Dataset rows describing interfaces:
##############################
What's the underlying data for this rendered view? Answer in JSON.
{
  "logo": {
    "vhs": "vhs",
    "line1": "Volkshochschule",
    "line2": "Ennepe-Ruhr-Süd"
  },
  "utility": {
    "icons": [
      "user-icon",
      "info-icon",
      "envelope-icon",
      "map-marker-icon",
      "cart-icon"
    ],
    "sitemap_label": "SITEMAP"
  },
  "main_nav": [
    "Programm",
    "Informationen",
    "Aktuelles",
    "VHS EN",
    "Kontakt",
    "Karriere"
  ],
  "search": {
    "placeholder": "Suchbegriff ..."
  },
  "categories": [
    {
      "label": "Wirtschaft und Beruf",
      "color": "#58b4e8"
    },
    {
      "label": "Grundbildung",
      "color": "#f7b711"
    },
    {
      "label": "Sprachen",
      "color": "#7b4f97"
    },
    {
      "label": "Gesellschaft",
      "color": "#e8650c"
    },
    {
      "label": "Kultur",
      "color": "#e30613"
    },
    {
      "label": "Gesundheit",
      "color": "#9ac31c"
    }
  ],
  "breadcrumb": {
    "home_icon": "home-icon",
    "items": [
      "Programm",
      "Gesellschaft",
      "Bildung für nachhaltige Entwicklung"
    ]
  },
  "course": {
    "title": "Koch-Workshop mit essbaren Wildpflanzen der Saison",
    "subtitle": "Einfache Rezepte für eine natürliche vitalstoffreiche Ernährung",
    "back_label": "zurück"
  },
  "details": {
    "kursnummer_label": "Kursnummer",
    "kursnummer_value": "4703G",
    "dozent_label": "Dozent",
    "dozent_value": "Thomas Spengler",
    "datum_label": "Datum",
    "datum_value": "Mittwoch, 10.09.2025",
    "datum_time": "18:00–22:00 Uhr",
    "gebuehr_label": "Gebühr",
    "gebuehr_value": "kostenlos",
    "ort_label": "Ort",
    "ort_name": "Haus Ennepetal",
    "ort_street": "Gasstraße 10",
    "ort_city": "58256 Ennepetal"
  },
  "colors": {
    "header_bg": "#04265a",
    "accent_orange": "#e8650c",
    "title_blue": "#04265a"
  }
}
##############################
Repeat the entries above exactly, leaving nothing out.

◆ **SOLUTION FOR THIS PROBLEM**:
What's the underlying data for this rendered view? Answer in JSON.
{
  "logo": {
    "vhs": "vhs",
    "line1": "Volkshochschule",
    "line2": "Ennepe-Ruhr-Süd"
  },
  "utility": {
    "icons": [
      "user-icon",
      "info-icon",
      "envelope-icon",
      "map-marker-icon",
      "cart-icon"
    ],
    "sitemap_label": "SITEMAP"
  },
  "main_nav": [
    "Programm",
    "Informationen",
    "Aktuelles",
    "VHS EN",
    "Kontakt",
    "Karriere"
  ],
  "search": {
    "placeholder": "Suchbegriff ..."
  },
  "categories": [
    {
      "label": "Wirtschaft und Beruf",
      "color": "#58b4e8"
    },
    {
      "label": "Grundbildung",
      "color": "#f7b711"
    },
    {
      "label": "Sprachen",
      "color": "#7b4f97"
    },
    {
      "label": "Gesellschaft",
      "color": "#e8650c"
    },
    {
      "label": "Kultur",
      "color": "#e30613"
    },
    {
      "label": "Gesundheit",
      "color": "#9ac31c"
    }
  ],
  "breadcrumb": {
    "home_icon": "home-icon",
    "items": [
      "Programm",
      "Gesellschaft",
      "Bildung für nachhaltige Entwicklung"
    ]
  },
  "course": {
    "title": "Koch-Workshop mit essbaren Wildpflanzen der Saison",
    "subtitle": "Einfache Rezepte für eine natürliche vitalstoffreiche Ernährung",
    "back_label": "zurück"
  },
  "details": {
    "kursnummer_label": "Kursnummer",
    "kursnummer_value": "4703G",
    "dozent_label": "Dozent",
    "dozent_value": "Thomas Spengler",
    "datum_label": "Datum",
    "datum_value": "Mittwoch, 10.09.2025",
    "datum_time": "18:00–22:00 Uhr",
    "gebuehr_label": "Gebühr",
    "gebuehr_value": "kostenlos",
    "ort_label": "Ort",
    "ort_name": "Haus Ennepetal",
    "ort_street": "Gasstraße 10",
    "ort_city": "58256 Ennepetal"
  },
  "colors": {
    "header_bg": "#04265a",
    "accent_orange": "#e8650c",
    "title_blue": "#04265a"
  }
}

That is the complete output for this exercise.